Update: It appears TimeOut London has heard the dissent of Asians reverberating across the world wide web and responded in a three-paragraph statement posted on its website. The magazine stated that they were "politely informed" that "bursting these lovely little parcels of culinary joy before they reach your lips really isn't the done thing at all", and also apologised "to anybody who was peeved by our post".
At the same time, TimeOut London also took the opportunity to call on "knowledgeable food-lovers of China and Asia to tell us what traditional delicacies we Londoners should try - and how to eat them properly". Well played, TimeOut London, well played. But we accept your apology, now let's hope everyone does.
An open letter to TimeOut London
Dear TimeOut London,
Thank you for trying to introduce the wonderful world of Chinese cuisine to the city of London.
And also, for helping to unite the entire Asian continent on one noble cause - to restore honour to the shamed xiaolongbao, a Shanghai delicacy you very offensively likened to pus-filled pimples in your Facebook post on March 28.
Don't get us wrong, we dig the excitement you have for this traditional Chinese dumpling dish. But judging by the outrage you've caused, wouldn't it have been more sensible for you to first find out how to eat this delicious morsel of traditional meat-filled goodness before calling it an "exploding soup dumpling"?
We understand, it must all be so confusing - pick it up with a pair of chopsticks and you'll realise the tiny xiaolongbao is heavier than it looks, packs a whole lot of soup and more meat than expected.
And its skin, let's not forget its skin, so fragile it could burst with a slight poke, and yet so strong that you could hold it up with chopsticks without spoiling the surprise inside.
It's all right. There's still hope.
We've decided to clear up the misunderstanding once and for all - the xiaolongbao is NOT supposed to explode.
Yes, that's right. It's not.
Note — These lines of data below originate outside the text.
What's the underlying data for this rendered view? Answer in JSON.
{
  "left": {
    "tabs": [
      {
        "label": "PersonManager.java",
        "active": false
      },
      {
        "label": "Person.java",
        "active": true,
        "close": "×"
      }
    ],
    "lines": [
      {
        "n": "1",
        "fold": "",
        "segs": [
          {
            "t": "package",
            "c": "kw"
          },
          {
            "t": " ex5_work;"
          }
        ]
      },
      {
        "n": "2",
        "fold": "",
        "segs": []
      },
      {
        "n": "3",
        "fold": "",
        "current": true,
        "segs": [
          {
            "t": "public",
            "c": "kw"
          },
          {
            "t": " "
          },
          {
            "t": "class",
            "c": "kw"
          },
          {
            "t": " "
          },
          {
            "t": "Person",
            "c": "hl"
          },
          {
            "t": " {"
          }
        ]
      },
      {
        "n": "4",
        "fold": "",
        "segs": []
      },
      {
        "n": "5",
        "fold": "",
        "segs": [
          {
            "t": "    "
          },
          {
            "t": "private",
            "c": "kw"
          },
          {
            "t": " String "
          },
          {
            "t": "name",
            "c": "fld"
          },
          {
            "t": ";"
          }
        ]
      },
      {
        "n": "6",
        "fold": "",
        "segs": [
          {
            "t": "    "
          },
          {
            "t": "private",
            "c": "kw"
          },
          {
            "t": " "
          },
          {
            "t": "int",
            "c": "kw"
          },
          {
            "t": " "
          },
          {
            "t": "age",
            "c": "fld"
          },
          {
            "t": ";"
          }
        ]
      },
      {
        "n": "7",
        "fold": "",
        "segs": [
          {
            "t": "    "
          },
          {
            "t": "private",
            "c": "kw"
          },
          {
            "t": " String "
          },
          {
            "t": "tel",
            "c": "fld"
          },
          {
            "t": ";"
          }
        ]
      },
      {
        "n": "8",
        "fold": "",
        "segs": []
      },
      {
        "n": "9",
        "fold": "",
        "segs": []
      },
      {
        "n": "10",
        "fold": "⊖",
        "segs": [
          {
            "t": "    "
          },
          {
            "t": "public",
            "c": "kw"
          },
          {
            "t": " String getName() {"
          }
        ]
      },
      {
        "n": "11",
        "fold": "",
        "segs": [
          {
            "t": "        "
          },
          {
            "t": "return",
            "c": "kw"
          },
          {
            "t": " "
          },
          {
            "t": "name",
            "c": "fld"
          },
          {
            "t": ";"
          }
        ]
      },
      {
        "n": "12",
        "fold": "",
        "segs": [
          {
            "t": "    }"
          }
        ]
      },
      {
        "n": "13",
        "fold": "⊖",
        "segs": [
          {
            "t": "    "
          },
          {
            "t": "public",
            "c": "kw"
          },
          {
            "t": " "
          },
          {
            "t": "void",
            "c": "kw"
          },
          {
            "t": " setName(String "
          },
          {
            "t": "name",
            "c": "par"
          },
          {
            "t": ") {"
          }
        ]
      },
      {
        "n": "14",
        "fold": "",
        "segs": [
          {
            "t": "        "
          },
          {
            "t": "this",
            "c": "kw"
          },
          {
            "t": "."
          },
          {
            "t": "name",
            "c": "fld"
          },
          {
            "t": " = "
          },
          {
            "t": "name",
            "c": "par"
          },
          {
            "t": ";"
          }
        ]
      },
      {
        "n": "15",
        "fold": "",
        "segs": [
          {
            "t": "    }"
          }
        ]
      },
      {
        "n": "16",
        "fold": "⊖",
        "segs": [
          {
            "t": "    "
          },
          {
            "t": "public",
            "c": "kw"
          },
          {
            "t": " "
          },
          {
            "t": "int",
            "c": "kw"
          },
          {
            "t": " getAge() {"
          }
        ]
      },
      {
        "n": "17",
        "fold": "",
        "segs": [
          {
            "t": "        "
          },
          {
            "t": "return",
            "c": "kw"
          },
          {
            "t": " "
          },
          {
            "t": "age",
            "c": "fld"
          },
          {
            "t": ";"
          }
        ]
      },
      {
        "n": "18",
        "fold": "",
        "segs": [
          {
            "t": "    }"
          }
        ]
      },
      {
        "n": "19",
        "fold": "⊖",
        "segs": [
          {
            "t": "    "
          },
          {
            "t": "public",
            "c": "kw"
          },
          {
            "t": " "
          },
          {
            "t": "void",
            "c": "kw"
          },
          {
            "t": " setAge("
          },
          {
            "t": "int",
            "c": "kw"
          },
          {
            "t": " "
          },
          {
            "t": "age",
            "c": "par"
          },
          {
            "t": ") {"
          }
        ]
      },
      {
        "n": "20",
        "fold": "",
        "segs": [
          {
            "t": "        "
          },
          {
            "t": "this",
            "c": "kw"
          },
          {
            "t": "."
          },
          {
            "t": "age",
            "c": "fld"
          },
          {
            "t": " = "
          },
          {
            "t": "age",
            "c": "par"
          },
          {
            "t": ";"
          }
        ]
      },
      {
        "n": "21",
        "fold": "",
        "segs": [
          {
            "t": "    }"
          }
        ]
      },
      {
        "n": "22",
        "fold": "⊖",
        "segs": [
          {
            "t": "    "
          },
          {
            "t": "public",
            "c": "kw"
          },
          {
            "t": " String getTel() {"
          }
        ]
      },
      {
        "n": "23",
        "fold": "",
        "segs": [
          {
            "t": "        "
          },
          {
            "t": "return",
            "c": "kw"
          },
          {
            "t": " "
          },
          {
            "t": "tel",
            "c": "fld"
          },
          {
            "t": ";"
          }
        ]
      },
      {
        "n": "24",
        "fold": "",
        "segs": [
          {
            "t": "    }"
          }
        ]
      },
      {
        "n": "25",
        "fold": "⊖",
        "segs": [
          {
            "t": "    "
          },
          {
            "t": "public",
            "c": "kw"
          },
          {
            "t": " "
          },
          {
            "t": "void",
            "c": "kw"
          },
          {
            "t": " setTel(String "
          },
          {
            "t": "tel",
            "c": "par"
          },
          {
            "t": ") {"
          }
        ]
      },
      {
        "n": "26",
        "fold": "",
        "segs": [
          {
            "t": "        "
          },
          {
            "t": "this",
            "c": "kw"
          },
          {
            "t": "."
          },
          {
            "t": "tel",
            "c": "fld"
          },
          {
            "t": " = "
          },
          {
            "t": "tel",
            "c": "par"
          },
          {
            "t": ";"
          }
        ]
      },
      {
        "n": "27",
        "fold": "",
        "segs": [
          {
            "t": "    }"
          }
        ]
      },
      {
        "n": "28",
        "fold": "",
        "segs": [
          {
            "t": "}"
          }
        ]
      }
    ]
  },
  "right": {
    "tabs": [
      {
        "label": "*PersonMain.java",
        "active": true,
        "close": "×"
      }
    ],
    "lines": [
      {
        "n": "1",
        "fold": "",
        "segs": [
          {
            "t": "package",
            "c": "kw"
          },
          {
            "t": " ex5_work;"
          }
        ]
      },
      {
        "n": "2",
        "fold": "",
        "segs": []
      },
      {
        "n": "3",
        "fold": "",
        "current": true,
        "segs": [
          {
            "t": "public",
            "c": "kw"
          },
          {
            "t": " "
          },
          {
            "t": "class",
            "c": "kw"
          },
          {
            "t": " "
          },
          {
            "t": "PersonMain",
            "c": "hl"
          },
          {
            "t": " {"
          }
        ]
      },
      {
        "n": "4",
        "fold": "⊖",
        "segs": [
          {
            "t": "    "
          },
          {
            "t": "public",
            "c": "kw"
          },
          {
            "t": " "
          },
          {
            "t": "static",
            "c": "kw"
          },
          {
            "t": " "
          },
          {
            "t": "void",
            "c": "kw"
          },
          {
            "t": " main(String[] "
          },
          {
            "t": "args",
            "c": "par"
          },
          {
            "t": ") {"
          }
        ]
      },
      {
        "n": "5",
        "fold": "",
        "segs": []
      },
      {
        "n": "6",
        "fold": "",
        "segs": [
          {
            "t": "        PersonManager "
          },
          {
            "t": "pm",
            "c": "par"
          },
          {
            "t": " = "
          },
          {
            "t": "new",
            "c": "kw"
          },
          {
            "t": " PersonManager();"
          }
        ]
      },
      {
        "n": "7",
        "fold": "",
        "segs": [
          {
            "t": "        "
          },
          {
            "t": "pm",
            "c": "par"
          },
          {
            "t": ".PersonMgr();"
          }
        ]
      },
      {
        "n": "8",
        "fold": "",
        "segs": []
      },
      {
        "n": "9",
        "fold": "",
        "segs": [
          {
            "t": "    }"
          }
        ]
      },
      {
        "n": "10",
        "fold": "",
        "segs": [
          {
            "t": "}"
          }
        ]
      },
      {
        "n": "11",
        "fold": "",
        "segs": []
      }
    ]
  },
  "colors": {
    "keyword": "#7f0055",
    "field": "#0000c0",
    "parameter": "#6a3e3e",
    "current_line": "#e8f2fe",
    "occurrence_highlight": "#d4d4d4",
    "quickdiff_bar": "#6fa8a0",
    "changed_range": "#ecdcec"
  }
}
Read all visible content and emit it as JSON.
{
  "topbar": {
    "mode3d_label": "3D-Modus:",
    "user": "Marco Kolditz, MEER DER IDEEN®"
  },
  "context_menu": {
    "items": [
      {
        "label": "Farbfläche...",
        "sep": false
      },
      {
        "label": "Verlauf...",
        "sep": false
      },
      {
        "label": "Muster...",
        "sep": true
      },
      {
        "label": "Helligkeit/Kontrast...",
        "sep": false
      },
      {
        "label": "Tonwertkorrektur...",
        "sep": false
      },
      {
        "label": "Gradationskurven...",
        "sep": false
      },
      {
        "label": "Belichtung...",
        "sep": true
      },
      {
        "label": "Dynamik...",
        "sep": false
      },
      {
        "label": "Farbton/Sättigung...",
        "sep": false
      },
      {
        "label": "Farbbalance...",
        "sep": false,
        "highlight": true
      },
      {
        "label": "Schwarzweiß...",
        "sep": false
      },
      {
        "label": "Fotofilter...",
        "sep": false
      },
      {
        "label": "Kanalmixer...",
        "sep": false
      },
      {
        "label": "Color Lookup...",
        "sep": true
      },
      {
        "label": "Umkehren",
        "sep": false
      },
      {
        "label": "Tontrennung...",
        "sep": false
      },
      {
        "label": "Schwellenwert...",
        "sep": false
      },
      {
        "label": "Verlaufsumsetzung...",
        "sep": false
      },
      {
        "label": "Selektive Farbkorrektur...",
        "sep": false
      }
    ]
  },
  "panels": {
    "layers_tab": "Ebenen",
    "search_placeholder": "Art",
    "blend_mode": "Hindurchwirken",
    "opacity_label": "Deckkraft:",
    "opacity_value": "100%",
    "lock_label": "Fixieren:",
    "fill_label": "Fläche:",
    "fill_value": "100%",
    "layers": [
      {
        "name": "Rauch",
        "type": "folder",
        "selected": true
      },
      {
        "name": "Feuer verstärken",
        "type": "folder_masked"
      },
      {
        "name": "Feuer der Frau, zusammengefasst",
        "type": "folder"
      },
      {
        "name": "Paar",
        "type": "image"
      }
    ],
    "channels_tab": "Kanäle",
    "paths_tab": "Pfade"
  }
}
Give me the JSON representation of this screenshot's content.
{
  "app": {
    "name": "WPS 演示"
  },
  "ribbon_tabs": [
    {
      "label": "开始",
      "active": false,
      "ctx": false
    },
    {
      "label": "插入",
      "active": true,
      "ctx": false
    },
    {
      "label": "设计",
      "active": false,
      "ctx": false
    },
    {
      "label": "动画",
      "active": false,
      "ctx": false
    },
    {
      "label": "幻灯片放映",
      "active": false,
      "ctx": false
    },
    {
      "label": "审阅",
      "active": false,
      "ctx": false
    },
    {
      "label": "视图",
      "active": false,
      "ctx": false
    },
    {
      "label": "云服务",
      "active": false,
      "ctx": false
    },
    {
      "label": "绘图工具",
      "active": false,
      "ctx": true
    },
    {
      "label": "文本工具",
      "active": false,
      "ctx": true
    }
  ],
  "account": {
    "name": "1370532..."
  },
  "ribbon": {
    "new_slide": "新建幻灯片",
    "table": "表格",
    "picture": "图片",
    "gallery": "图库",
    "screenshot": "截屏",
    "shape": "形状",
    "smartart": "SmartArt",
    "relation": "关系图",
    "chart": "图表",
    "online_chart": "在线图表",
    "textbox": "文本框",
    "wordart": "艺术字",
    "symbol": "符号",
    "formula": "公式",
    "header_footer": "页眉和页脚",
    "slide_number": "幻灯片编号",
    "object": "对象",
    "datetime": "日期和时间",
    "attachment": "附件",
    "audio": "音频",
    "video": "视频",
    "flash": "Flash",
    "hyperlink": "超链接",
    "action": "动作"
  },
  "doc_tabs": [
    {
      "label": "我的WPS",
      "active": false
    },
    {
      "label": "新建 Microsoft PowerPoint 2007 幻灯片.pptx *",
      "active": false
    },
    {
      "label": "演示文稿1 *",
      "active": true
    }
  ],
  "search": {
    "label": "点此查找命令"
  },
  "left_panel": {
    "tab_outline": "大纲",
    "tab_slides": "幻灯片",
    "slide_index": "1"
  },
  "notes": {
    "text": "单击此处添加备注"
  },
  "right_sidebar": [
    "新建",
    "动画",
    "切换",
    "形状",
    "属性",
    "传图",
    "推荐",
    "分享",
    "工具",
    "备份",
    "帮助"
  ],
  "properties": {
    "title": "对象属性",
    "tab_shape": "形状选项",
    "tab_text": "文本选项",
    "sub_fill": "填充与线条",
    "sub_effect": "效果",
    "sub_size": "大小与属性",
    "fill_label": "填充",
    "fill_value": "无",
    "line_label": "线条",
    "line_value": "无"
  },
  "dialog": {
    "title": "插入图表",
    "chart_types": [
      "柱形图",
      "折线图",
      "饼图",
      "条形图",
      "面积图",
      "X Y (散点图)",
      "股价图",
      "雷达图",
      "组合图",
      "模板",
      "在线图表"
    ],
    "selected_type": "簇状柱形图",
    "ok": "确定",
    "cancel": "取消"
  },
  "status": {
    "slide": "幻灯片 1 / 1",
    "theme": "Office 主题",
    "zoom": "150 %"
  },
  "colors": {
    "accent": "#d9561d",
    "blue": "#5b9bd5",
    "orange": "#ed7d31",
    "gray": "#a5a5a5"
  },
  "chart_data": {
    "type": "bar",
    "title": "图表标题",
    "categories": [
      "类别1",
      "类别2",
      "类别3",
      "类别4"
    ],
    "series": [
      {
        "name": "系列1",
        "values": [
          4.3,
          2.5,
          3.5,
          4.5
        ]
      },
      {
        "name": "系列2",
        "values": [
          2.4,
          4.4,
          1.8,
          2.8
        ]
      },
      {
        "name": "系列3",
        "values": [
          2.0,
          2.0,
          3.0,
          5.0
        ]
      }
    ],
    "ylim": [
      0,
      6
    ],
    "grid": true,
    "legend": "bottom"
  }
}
And certainly not in your plate or bowl.
As one Facebook user Cristian Tsang so aptly put it: "You're not supposed to pop the dumplings *Asians screaming everywhere*".
If we can't convince you, perhaps Taiwanese xiaolongbao restaurant Din Tai Fung, which happens to be one of the top restaurants in the world, can.
According to instructions displayed at Din Tai Fung restaurants, the bite-sized xiaolongbao must be picked up gently by the tip.
Next, it should be dipped lightly in a vinegar-soy sauce mixture.
Place the xiaolongbao in your spoon and create a small hole in the skin. Some of the piping hot broth will then ooze out slowly. If you sip it, you'll realise how wasteful you've been by bursting the dumpling prematurely on your plate all this while!
The last step is to add a few slices of ginger (which should be soaked in the same sauce mixture as before) on top of the dumpling.
Voila! The glorious xiaolongbao is now ready to enter your mouth.
You see, the highlight of the xiaolongbao is actually its soup. In China, it is not rare to see extra large versions of the xiaolongbao being sold.
Served in individual steam baskets, "XL" xiaolongbao is around the size of a ceramic side-plate. It comes with a straw sticking out of its head.
You'll have to sip up the soup with the straw before you can break open the dumpling to access its fillings.
While exotic to the rest of the world, this Chinese delicacy is almost 150 years old and has spawned a whole range of variations from minced pork to crab roe.
These days, there is even foie gras and truffle-flavoured xiaolongbao! It's a beautiful part of Chinese cuisine, and we hope you enjoy it the way it's meant to be enjoyed.
And please, stop wasting all that incredible broth by bursting the dumpling skin before it arrives on your spoon.